» **Your task**
From the material below, return every line that includes "screenshot".

» **Data under study**
>>>

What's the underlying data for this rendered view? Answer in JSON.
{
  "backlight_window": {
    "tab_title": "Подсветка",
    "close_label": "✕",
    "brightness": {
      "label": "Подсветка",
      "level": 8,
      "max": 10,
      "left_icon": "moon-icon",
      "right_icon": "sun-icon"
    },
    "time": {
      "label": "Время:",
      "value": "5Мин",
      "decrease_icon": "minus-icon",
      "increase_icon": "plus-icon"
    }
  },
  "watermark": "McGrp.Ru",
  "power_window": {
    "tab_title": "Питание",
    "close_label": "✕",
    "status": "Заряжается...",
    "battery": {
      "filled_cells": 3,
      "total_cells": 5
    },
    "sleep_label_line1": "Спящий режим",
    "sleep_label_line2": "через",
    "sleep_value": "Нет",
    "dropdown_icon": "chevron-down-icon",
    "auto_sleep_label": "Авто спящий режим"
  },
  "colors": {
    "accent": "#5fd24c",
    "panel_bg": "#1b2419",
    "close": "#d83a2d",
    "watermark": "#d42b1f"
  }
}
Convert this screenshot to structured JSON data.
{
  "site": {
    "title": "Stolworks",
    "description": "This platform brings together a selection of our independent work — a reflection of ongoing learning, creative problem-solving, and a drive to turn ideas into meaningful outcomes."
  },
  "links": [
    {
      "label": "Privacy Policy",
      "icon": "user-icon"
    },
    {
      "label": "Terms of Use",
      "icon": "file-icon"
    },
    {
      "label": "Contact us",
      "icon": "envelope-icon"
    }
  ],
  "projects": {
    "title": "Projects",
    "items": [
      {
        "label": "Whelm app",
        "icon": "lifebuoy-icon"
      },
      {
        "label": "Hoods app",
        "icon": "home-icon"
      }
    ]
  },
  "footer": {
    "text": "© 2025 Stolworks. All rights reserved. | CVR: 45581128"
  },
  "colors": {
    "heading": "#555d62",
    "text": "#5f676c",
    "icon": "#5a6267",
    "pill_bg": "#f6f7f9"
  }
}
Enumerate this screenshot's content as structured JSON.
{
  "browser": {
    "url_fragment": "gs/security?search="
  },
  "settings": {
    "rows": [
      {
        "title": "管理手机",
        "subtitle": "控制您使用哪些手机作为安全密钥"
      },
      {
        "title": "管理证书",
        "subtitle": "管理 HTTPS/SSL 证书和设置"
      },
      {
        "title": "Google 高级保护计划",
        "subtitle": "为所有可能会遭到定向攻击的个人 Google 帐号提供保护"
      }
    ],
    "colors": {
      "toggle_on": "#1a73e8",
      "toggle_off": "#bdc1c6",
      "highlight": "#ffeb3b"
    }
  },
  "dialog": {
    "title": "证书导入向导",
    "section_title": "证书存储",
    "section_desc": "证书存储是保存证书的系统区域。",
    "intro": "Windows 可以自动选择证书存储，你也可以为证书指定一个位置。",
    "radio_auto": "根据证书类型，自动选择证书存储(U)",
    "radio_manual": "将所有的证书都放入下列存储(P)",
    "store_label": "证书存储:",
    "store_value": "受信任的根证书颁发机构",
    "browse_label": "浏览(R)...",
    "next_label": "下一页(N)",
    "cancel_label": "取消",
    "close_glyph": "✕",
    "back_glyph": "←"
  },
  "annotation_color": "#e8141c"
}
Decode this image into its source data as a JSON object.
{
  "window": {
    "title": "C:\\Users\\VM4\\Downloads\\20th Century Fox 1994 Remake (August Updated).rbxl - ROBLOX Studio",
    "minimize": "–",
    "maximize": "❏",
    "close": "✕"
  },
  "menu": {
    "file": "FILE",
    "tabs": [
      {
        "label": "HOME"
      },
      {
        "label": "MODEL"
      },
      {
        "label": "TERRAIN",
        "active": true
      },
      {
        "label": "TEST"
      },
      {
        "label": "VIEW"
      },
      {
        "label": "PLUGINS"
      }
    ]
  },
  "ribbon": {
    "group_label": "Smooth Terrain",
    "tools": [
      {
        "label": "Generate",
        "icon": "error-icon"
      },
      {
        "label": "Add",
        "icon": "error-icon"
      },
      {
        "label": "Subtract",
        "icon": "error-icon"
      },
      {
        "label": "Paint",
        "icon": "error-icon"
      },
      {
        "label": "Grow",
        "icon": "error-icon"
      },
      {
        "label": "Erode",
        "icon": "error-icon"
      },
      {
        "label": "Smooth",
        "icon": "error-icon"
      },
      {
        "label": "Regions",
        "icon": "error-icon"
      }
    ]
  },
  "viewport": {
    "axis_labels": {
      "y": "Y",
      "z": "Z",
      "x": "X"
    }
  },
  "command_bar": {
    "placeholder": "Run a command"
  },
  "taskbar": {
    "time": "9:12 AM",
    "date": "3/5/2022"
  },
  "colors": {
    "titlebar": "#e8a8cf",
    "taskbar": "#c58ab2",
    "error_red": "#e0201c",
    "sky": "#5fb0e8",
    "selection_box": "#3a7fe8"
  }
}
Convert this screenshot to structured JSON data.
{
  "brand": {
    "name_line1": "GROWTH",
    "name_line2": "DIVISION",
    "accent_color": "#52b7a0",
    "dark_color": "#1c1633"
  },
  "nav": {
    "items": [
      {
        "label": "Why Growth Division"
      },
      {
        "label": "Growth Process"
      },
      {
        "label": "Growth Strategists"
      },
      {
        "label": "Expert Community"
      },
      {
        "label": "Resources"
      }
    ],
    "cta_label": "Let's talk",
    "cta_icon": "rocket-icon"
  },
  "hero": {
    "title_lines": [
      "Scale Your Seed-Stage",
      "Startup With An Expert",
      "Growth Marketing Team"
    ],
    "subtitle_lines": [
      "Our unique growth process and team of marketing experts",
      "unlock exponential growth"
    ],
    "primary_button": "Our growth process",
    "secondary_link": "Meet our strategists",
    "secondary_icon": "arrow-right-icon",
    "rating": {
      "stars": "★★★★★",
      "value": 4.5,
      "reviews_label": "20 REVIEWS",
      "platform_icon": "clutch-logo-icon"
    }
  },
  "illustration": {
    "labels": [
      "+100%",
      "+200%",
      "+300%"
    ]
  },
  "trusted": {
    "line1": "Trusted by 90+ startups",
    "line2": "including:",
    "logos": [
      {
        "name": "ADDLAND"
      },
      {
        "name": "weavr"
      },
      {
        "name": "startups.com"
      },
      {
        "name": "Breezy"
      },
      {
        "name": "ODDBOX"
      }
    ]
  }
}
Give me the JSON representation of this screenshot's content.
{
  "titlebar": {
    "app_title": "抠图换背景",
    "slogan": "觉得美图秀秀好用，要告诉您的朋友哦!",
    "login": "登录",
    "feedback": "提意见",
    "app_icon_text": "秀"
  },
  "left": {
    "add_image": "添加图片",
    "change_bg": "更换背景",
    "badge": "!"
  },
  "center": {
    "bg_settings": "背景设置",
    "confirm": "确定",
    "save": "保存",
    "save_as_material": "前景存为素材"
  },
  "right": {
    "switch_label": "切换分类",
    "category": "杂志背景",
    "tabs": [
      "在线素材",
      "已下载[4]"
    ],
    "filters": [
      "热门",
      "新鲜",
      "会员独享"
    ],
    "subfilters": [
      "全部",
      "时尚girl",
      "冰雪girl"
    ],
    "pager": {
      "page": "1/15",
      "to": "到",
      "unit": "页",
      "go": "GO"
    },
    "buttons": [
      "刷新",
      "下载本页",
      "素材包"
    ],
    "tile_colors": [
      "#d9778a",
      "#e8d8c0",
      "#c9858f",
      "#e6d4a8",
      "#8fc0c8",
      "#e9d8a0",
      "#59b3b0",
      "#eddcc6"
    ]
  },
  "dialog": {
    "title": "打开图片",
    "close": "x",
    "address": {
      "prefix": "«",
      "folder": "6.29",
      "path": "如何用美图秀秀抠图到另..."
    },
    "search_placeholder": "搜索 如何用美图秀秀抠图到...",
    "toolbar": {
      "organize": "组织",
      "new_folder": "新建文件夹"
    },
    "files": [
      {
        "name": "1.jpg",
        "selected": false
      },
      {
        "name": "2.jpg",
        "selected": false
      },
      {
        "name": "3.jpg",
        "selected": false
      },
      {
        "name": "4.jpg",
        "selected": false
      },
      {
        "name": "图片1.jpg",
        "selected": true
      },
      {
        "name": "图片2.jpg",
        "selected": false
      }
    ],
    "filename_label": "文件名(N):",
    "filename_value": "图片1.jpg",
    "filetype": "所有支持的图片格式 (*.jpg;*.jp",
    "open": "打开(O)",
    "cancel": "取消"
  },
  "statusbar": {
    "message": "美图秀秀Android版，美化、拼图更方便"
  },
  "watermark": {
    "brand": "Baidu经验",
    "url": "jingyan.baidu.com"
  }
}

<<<

» **Response box**
Convert this screenshot to structured JSON data.
Enumerate this screenshot's content as structured JSON.
Convert this screenshot to structured JSON data.
Give me the JSON representation of this screenshot's content.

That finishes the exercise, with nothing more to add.